This is part 2 of my posts about my Lanzarote Trip. See part 1 here.
Following the previous day’s tour and visit to the winery, we had more wine in store at a tasting at Club La Santa itself.
To start with, we got more of the spiel about the unique ways the wine is made.
I think by then the group would have preferred a bit less talking and more drinking, but that was solved by a generous jug of Sangria after the tasting had finished.
Still, we did get to try a wine from El Grifo, the oldest and most well known of the wines from Lanzarote.
There was also Yaiza, who serve their wines in a very funky, youthful bottle. They would not get away with this in Bordeaux. As for the taste, it reminded me of drinking Lambrini as a student, which is not a good thing as it’s slightly more expensive than £4.
Still, if you like semi-sweet wines then you could do a lot worse.
Top 3 wines tried and recommended:
- Vulcano de Lanzarote, Malvasia Volcánica Roble (bottom left)
- Rubicon Amalia Malvasia (top middle)
- El Grifo, Malvasia Collection 2015 (bottom middle)
With these whites you can expect to understand the Lanzarote DO and the use of the Malvasia grape.
The Vulcano Roble has had 6 months in oak, and this lends some sweetness in the finish.
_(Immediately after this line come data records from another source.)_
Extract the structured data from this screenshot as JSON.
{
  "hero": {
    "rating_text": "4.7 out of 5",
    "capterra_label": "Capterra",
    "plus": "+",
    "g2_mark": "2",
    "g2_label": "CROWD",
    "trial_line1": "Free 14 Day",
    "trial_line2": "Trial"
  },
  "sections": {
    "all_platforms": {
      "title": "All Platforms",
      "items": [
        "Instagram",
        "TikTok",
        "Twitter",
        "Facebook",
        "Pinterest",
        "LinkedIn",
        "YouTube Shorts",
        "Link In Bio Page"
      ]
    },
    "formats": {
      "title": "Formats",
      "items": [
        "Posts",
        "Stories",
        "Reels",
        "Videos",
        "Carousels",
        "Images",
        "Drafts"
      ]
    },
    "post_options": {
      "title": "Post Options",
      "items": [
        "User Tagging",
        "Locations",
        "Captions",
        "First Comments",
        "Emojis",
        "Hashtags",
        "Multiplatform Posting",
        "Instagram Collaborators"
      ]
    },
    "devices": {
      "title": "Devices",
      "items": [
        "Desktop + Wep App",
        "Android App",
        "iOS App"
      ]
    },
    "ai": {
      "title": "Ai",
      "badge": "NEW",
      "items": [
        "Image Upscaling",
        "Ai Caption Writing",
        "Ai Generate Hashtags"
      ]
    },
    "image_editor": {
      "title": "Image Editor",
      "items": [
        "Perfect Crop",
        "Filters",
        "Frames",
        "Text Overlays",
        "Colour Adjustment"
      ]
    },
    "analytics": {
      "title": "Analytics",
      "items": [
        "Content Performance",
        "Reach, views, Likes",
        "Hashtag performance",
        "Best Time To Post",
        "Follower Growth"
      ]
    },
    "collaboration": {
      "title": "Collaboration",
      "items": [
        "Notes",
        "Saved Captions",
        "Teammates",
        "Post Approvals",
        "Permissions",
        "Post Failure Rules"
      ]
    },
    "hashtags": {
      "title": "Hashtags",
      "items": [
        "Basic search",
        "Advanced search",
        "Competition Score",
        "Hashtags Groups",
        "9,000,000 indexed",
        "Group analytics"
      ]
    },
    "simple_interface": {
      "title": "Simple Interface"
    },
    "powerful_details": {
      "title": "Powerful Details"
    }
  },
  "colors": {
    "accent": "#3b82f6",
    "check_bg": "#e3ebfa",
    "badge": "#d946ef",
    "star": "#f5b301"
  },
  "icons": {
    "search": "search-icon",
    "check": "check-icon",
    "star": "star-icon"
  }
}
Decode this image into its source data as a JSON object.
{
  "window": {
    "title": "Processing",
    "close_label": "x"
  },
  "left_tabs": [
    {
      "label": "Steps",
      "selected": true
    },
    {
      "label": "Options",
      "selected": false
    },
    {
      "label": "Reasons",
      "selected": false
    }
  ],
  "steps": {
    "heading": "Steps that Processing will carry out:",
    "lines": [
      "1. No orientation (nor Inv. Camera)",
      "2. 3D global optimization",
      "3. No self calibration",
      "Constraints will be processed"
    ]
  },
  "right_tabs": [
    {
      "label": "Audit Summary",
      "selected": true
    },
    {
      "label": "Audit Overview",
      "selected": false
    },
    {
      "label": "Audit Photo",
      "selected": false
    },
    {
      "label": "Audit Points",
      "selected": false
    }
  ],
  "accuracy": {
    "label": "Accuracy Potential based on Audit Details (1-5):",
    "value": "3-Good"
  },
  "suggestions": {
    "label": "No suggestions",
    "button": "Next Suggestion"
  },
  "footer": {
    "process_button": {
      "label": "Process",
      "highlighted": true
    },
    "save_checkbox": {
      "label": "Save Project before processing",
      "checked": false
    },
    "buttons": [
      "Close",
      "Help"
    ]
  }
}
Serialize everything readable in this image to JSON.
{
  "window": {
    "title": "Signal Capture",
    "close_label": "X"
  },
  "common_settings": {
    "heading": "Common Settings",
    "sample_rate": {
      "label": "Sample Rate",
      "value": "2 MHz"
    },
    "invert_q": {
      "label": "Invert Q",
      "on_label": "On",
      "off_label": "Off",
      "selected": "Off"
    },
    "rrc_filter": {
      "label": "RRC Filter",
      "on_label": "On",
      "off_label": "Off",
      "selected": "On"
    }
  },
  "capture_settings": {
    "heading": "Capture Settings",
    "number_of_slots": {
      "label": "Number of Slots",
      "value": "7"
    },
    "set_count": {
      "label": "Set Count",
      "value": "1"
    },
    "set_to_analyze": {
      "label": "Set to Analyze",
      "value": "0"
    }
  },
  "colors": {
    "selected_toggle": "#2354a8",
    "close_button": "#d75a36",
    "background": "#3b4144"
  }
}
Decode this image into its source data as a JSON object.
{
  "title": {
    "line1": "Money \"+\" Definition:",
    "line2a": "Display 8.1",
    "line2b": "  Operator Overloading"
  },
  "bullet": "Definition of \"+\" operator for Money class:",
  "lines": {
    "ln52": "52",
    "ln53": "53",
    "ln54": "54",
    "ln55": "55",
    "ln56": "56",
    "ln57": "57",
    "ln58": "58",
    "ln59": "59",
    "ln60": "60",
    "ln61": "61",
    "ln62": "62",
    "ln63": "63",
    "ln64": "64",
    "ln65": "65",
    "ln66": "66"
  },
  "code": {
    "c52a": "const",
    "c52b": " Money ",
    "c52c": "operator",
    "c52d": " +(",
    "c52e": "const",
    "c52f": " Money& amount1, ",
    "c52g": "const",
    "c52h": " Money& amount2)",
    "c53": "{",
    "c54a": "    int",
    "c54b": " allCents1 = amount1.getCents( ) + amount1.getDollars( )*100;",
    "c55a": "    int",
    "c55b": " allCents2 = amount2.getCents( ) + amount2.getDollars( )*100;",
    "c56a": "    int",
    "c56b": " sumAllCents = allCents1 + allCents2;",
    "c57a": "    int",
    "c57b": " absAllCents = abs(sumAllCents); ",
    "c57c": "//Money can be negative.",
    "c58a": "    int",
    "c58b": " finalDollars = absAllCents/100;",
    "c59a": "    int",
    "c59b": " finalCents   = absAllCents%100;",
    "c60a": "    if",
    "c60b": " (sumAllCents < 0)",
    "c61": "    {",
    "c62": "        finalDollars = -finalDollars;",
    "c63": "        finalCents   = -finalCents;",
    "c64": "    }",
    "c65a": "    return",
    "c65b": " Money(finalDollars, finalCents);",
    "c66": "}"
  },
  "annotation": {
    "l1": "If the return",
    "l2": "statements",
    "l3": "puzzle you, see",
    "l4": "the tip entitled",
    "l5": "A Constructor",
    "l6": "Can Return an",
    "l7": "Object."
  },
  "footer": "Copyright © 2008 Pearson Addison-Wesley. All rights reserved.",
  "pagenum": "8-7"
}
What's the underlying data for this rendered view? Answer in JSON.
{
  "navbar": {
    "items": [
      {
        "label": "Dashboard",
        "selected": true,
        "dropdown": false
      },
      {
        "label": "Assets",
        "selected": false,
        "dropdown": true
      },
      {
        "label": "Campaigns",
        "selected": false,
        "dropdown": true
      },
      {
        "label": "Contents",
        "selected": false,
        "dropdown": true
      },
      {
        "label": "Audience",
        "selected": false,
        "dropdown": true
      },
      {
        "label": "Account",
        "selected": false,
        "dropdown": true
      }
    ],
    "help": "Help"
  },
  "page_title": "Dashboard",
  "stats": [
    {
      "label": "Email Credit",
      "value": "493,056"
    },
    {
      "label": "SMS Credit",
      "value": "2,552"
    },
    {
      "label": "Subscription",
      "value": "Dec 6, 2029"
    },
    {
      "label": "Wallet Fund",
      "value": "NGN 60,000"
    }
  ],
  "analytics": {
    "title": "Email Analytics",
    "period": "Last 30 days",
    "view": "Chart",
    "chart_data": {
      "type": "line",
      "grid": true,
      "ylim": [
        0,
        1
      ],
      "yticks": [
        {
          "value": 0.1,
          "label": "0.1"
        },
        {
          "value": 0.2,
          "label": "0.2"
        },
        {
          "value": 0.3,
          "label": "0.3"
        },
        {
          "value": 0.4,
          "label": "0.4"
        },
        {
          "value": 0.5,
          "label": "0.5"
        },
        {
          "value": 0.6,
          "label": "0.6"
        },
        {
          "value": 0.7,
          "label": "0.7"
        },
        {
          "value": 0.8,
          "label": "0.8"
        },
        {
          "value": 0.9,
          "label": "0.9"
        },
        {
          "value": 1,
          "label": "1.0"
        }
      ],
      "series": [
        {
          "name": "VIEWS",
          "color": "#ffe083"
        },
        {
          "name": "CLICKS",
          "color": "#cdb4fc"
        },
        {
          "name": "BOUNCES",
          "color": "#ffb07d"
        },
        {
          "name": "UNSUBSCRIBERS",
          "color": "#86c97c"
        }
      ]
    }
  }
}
The wine matched very well to asian flavours of a tuna tataki dish at Amendoa restaurant in La Santa village, our meal out on our last night.
Sadly, as the flight was hand luggage only, I was unable to bring any wine back with me due to the extortionate airport prices, which are more than double than you can find elsewhere on the island.
You should be looking at €10-13 for these wines maximum, but are best enjoyed young, fresh and on the island itself.